(Component data from apps and pages)
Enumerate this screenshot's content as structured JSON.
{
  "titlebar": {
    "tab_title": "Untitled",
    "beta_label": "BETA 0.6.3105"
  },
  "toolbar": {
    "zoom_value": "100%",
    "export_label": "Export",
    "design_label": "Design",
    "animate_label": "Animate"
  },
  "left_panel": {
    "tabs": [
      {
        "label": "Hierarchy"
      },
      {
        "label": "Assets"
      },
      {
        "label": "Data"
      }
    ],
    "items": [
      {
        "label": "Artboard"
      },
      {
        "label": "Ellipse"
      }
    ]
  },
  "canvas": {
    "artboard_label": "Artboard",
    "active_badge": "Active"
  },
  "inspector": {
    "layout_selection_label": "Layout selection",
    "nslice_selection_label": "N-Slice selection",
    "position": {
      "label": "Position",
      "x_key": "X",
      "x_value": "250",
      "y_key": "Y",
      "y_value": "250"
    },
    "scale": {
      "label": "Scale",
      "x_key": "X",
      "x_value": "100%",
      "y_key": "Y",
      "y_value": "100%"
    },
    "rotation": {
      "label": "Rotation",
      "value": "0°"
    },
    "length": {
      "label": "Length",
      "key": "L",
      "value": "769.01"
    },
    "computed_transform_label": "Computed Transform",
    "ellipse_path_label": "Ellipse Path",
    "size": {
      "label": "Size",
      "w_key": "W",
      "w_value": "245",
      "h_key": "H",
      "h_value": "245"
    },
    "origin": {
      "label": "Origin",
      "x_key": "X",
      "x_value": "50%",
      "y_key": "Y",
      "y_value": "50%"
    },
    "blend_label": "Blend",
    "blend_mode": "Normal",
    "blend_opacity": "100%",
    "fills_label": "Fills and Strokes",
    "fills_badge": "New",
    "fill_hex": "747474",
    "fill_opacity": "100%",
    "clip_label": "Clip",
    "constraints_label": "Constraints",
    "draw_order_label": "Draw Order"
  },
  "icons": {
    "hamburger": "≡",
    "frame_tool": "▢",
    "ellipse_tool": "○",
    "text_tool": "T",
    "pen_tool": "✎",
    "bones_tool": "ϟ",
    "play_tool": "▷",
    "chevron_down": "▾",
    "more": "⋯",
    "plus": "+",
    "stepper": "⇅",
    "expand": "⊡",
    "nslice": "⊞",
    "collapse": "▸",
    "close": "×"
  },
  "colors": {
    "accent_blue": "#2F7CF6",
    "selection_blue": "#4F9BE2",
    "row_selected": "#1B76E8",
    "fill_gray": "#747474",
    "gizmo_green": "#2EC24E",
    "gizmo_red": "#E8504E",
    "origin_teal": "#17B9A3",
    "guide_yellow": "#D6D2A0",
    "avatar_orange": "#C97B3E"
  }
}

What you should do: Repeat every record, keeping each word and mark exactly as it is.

Answer to the exercise:
Enumerate this screenshot's content as structured JSON.
{
  "titlebar": {
    "tab_title": "Untitled",
    "beta_label": "BETA 0.6.3105"
  },
  "toolbar": {
    "zoom_value": "100%",
    "export_label": "Export",
    "design_label": "Design",
    "animate_label": "Animate"
  },
  "left_panel": {
    "tabs": [
      {
        "label": "Hierarchy"
      },
      {
        "label": "Assets"
      },
      {
        "label": "Data"
      }
    ],
    "items": [
      {
        "label": "Artboard"
      },
      {
        "label": "Ellipse"
      }
    ]
  },
  "canvas": {
    "artboard_label": "Artboard",
    "active_badge": "Active"
  },
  "inspector": {
    "layout_selection_label": "Layout selection",
    "nslice_selection_label": "N-Slice selection",
    "position": {
      "label": "Position",
      "x_key": "X",
      "x_value": "250",
      "y_key": "Y",
      "y_value": "250"
    },
    "scale": {
      "label": "Scale",
      "x_key": "X",
      "x_value": "100%",
      "y_key": "Y",
      "y_value": "100%"
    },
    "rotation": {
      "label": "Rotation",
      "value": "0°"
    },
    "length": {
      "label": "Length",
      "key": "L",
      "value": "769.01"
    },
    "computed_transform_label": "Computed Transform",
    "ellipse_path_label": "Ellipse Path",
    "size": {
      "label": "Size",
      "w_key": "W",
      "w_value": "245",
      "h_key": "H",
      "h_value": "245"
    },
    "origin": {
      "label": "Origin",
      "x_key": "X",
      "x_value": "50%",
      "y_key": "Y",
      "y_value": "50%"
    },
    "blend_label": "Blend",
    "blend_mode": "Normal",
    "blend_opacity": "100%",
    "fills_label": "Fills and Strokes",
    "fills_badge": "New",
    "fill_hex": "747474",
    "fill_opacity": "100%",
    "clip_label": "Clip",
    "constraints_label": "Constraints",
    "draw_order_label": "Draw Order"
  },
  "icons": {
    "hamburger": "≡",
    "frame_tool": "▢",
    "ellipse_tool": "○",
    "text_tool": "T",
    "pen_tool": "✎",
    "bones_tool": "ϟ",
    "play_tool": "▷",
    "chevron_down": "▾",
    "more": "⋯",
    "plus": "+",
    "stepper": "⇅",
    "expand": "⊡",
    "nslice": "⊞",
    "collapse": "▸",
    "close": "×"
  },
  "colors": {
    "accent_blue": "#2F7CF6",
    "selection_blue": "#4F9BE2",
    "row_selected": "#1B76E8",
    "fill_gray": "#747474",
    "gizmo_green": "#2EC24E",
    "gizmo_red": "#E8504E",
    "origin_teal": "#17B9A3",
    "guide_yellow": "#D6D2A0",
    "avatar_orange": "#C97B3E"
  }
}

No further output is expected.